Look again at the drawings of the seasons. During the Southern Hemisphere summer, the Earth is tilted in a way that exposes most of the Southern polar region to the sun's rays all the time. Even though Earth is rotating daily on its axis, the bottom of the Earth is always tilted toward the Sun. Six months later, at the other end of Earth's yearly revolution around the Sun, the tilt of the Earth's axis causes the Southern Hemisphere to tilt away from the Sun all the time. Now, even though the Earth is rotating daily on its axis, the bottom of the Earth is always tilted away from the Sun. At this time, the South Pole gets no sunlight, while the North Pole soaks up twenty-four hours a day of sunlight.
At latitudes greater than 66º33', the position of the Arctic and Antarctic circles on our globe, days of constant darkness or light can occur. (The South Pole is at 90ºS.) Much of Antarctica lies between 66º33' and 90ºS. As you get farther from the Pole, there are increasing (but still very short) periods of sunlight during winter and darkness during summer.
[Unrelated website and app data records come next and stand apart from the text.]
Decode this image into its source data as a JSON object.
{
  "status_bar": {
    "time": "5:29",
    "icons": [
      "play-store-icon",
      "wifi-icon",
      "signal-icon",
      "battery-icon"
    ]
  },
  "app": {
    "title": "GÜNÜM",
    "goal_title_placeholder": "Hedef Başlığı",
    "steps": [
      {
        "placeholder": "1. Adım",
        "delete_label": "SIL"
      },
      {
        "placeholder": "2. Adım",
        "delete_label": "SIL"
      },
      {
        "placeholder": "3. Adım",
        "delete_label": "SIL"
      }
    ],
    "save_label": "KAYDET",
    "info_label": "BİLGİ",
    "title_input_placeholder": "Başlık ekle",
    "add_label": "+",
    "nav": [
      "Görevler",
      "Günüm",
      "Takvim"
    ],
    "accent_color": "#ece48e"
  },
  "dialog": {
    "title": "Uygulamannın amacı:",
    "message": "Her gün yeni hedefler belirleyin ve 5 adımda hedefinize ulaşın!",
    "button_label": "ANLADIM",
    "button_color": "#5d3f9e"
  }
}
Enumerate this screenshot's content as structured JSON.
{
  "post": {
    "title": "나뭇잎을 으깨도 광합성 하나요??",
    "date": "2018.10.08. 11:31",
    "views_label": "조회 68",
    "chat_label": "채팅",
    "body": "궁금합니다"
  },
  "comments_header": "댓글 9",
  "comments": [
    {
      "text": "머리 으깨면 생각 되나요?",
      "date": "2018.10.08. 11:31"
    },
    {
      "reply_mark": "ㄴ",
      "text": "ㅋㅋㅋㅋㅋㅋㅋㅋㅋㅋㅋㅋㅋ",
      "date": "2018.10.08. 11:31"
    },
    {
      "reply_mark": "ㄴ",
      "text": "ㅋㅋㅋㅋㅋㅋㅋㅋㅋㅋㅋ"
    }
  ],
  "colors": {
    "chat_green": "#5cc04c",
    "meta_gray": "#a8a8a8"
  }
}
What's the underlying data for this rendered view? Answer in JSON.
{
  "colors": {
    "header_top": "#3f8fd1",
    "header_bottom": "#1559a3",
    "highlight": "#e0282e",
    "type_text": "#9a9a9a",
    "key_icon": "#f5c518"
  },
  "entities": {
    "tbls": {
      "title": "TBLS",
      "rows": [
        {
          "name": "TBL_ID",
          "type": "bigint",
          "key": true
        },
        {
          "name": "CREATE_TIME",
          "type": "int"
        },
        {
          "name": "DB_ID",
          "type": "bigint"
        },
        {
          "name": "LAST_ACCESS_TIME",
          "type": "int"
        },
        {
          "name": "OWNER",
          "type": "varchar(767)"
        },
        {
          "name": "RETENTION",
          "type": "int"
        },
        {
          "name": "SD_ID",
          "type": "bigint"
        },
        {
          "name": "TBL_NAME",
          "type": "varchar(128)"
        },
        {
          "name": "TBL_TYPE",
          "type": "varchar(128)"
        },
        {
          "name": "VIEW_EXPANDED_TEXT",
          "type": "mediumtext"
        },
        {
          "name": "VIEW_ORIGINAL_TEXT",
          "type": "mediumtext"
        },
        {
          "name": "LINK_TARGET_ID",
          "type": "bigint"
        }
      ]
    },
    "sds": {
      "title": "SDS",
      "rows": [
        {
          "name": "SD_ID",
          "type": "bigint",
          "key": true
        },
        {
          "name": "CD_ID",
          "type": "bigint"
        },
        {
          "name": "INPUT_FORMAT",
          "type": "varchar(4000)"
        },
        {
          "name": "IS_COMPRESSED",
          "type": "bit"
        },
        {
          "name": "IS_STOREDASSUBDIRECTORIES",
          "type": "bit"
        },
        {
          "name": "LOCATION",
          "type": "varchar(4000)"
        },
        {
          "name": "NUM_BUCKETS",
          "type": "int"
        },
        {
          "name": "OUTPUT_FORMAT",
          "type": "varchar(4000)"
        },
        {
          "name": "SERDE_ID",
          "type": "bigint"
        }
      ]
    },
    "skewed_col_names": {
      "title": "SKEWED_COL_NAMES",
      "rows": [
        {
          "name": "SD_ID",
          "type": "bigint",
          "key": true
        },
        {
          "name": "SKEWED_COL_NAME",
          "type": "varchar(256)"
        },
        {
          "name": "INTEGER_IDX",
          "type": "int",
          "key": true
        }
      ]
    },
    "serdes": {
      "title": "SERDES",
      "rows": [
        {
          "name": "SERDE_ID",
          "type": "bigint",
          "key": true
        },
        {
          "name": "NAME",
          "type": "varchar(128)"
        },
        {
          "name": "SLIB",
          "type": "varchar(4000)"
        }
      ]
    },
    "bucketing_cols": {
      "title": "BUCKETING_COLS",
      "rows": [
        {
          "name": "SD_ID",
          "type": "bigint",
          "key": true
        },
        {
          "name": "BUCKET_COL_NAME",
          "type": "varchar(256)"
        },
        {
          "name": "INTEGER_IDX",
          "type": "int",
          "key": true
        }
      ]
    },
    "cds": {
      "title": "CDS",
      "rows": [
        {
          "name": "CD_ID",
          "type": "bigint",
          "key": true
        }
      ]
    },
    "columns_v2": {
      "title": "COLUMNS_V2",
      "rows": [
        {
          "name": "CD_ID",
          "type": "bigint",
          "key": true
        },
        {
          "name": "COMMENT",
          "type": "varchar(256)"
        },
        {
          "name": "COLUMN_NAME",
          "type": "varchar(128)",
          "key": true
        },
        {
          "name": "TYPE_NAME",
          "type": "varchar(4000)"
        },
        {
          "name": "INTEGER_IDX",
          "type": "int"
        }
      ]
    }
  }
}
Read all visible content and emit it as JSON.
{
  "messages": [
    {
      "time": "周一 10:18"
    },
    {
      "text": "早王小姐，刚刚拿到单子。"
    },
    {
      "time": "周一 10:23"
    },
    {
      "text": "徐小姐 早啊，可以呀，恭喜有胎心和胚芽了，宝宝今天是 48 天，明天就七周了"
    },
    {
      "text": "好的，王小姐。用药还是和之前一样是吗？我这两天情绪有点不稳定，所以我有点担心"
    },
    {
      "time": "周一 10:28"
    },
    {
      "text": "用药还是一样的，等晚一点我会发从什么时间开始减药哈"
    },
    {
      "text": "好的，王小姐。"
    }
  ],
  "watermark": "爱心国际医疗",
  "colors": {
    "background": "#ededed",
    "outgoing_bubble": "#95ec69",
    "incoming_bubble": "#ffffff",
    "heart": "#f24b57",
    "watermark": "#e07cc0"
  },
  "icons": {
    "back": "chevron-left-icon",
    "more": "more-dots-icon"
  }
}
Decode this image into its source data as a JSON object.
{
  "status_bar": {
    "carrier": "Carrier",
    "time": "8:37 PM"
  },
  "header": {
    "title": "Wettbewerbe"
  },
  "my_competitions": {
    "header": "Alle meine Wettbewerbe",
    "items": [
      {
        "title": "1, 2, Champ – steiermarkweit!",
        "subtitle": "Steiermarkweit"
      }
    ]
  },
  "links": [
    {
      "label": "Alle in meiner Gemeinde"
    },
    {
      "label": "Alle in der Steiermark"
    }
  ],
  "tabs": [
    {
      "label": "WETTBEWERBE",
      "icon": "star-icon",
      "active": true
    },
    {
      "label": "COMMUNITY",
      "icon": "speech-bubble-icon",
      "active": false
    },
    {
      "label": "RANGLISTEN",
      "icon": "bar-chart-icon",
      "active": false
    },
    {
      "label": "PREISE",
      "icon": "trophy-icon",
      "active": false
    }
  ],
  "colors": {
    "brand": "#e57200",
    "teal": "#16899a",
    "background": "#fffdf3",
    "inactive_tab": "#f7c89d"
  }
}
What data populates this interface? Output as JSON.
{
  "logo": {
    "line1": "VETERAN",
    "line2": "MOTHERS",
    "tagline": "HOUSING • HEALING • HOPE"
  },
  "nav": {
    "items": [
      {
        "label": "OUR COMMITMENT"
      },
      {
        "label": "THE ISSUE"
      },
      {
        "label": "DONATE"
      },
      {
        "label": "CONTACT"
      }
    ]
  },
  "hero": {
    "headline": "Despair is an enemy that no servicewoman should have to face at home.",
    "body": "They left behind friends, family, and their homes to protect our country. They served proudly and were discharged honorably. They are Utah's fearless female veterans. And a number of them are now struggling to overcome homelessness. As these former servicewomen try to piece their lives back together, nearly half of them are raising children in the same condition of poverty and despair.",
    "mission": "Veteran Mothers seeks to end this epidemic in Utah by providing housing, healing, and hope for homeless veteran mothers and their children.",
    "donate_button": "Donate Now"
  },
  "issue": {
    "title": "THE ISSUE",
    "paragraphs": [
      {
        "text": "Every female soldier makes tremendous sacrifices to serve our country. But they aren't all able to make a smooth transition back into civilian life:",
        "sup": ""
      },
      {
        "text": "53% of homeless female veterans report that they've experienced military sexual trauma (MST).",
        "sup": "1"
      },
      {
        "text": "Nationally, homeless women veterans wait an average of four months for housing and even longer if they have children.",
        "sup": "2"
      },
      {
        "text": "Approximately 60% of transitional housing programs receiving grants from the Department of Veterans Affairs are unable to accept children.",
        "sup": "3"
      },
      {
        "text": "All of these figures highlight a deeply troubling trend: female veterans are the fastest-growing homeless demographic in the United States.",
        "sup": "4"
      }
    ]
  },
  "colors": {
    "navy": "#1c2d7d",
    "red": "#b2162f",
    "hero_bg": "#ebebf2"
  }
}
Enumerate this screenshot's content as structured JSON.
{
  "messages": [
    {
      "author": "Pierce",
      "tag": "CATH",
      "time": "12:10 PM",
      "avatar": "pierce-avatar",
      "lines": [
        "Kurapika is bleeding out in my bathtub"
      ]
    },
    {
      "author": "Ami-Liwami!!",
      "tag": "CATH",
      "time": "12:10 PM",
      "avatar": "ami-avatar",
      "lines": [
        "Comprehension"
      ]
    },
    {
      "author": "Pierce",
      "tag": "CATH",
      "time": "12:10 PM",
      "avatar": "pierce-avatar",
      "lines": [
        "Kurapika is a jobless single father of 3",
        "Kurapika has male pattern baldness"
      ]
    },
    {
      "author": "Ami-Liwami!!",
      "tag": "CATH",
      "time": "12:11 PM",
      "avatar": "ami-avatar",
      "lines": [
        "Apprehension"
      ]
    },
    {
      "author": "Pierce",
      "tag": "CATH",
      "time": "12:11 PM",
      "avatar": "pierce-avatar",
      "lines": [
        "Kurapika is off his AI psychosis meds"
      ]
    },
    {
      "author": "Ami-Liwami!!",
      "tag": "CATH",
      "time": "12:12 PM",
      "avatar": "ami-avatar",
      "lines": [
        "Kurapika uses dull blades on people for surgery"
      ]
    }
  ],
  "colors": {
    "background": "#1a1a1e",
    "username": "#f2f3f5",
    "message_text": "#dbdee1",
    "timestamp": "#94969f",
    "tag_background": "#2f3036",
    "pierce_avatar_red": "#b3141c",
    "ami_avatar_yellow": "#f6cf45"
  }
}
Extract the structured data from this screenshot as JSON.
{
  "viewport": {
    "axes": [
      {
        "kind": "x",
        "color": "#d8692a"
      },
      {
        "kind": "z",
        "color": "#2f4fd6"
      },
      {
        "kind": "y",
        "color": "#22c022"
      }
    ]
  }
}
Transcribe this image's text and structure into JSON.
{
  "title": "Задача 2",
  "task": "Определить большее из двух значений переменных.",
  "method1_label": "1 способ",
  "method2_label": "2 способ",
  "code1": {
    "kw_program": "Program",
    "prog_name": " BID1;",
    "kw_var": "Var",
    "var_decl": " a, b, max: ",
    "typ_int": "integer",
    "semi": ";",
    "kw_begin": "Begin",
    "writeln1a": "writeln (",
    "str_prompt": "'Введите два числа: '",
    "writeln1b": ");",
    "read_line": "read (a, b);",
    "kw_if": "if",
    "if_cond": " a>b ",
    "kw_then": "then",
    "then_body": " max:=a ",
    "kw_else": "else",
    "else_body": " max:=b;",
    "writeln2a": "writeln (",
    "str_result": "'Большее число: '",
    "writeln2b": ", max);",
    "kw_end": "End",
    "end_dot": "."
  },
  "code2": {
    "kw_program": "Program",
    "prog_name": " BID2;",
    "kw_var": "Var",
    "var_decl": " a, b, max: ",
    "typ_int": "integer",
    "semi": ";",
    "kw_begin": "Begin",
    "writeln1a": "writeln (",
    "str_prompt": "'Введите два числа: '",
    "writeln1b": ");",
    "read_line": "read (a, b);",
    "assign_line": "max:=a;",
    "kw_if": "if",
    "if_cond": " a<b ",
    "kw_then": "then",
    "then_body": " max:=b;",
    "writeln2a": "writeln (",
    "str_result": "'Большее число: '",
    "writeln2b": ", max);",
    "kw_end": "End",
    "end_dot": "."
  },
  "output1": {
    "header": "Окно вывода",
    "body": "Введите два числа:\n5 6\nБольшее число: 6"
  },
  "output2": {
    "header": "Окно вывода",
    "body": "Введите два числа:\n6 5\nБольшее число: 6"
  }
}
Only the Antarctic Peninsula, sticking out north of ~66ºS, does not experience twenty-four-hour days in summer or twenty-four-hour nights in winter. (This might help explain why flowering plants are found only on the Peninsula.) But even at the Peninsula, the lengths of summer days and winter nights are vastly exaggerated compared to what most of us experience at home in lower latitudes.
Well, time for me to go back on watch. The air is cold, the seas are calm, and the Sun is bright–and it's almost midnight! Looks like it will be a pleasant work day!
More About This Resource...
This online letter is part of a series written by a glacial geologist working in Antarctica. In her "letters home," Stephanie Shipp shares her work and discoveries. Specifically, this letter discusses:
- how the Sun never sets in Antarctica during the summer months, January to March, the time when Shipp does her field research,
- why the Earth's tilted axis and the planet's orbit around the Sun create our seasons, and
- how Antarctica's location creates 24-hour-long periods of light and dark.
Less than 1 period
Supplement a study of Antarctica or astronomy with an activity drawn from this essay about day and night cycles.
- Ask students if they know why the Sun never sets during Antarctica's summer or rises during its winter.
- Send students to this online article, or print copies of the essay for them to read.
- Have them write a one-page reaction to the article, comparing their original answers to what they learned in the essay.